One reason for this is it only takes one person, with access to compromise a system and it's security.
Recently, Japan Today, disclosed that a policeman did just this by using P2P file sharing software:
Personal information on some 12,000 people related to criminal investigations has leaked onto the Internet from a computer of a Tokyo police officer via Winny file-sharing software, the Metropolitan Police Department said Friday. This is believed to be the largest volume of data leaked from the police on record, the department said.
Wikipedia lists the dangers of using this type of software, of which there are many:
- poisoning attacks (e.g. providing files whose contents are different from the description)
- polluting attacks (e.g. inserting "bad" chunks/packets into an otherwise valid file on the network)
- defection attacks (users or software that make use of the network without contributing resources to it)
- insertion of viruses to carried data (e.g. downloaded or carried files may be infected with viruses or other malware)
- malware in the peer-to-peer network software itself (e.g. distributed software may contain spyware)
- denial of service attacks (attacks that may make the network run very slowly or break completely)
- filtering (network operators may attempt to prevent peer-to-peer network data from being carried)
- identity attacks (e.g. tracking down the users of the network and harassing or legally attacking them)
- spamming (e.g. sending unsolicited information across the network- not necessarily as a denial of service attack)
Using any of these services, normally slows a computer down to a slow crawl. It can even destroy your computer.
Besides that, it's illegal to share copyrighted material (I think it's considered stealing). Not a very good situation for a policeman to get caught up in. What was he thinking?
Japan Today story, here.

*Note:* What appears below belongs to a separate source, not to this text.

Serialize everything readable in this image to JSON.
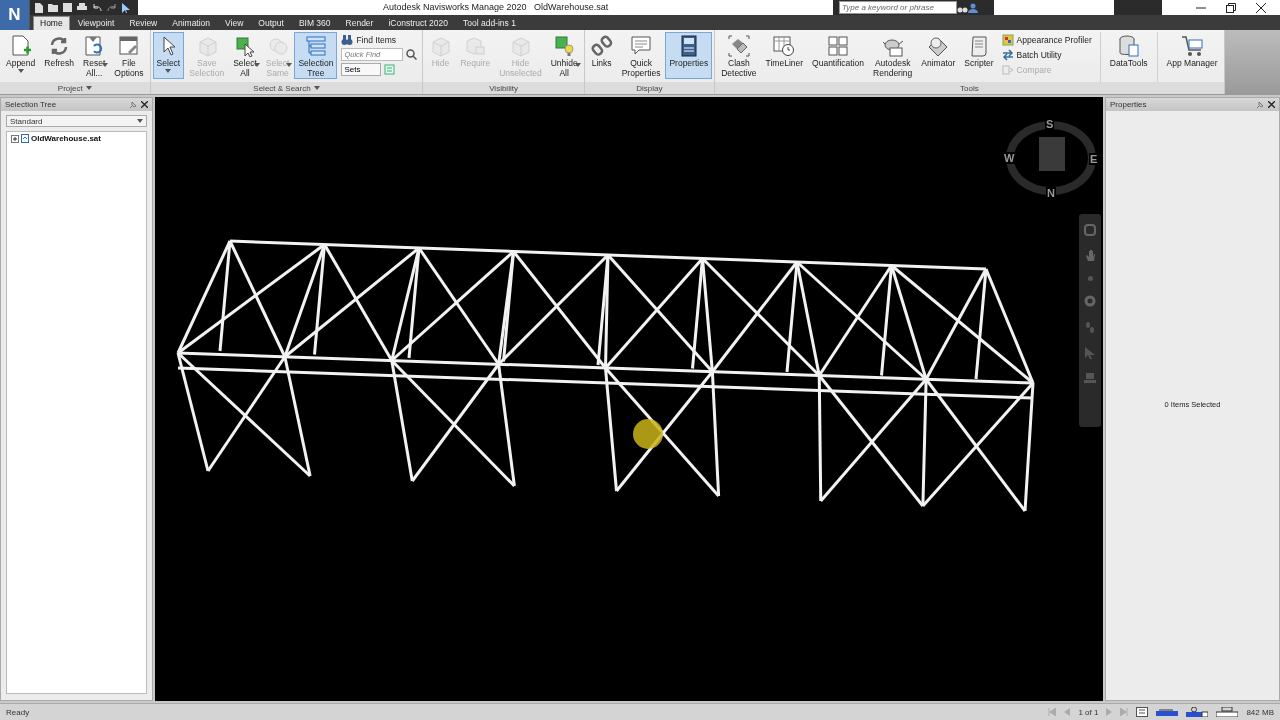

Here is another post, I wrote about the murky world of P2P last year:
Attrition.org tracks how often information is compromised, and the reasons why, here.